Matthew Gardner of the Institute on Taxation and Economic Policy told AFP that some analysts suspect real estate moguls regularly generate losses on real estate income to avoid paying taxes on other income - a tactic forbidden in many other industries.

"So you could see artificial losses offsetting positive income, in a way that would zero out your taxes," Mr Gardner said.

If records show that Mr Trump had been employing the tax strategy, Mr Gardner said it could reflect poorly on the billionaire's ethics.

"There is also a social responsibility element to it," he said. "When you see that someone is taking advantage of tax breaks that aren't available to everyone else - or that border on the unethical or the illegal - that says something about a person's ethical standards."

The only glimpse into how Mr Trump reports his income goes back to the 1970s, when he applied for a casino license in New Jersey.

Mr Trump paid more than US$71,000 in federal income taxes on about US$218,000 of taxable income earned from 1975 to 1977, according to the New York Times.

But thanks to deductions granted to developers and losses from partnerships, Mr Trump reported "negative income" of US$406,379 in 1978 and US$3.4 million in 1979, the Times added.

So he owed no taxes for those two years.
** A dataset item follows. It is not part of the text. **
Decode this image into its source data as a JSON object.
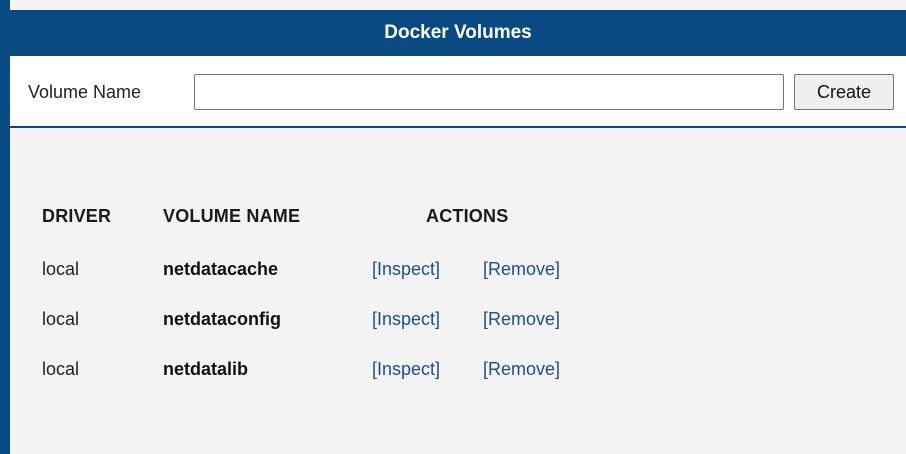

At that time, Mr Trump said he was worth hundreds of millions of dollars.

Citizens for Tax Justice says Mr Trump may write off most of his lavish lifestyle as business expenses.

Mr Trump says he is worth around US$10 billion. Forbes magazine puts the figure at US$4.5 billion.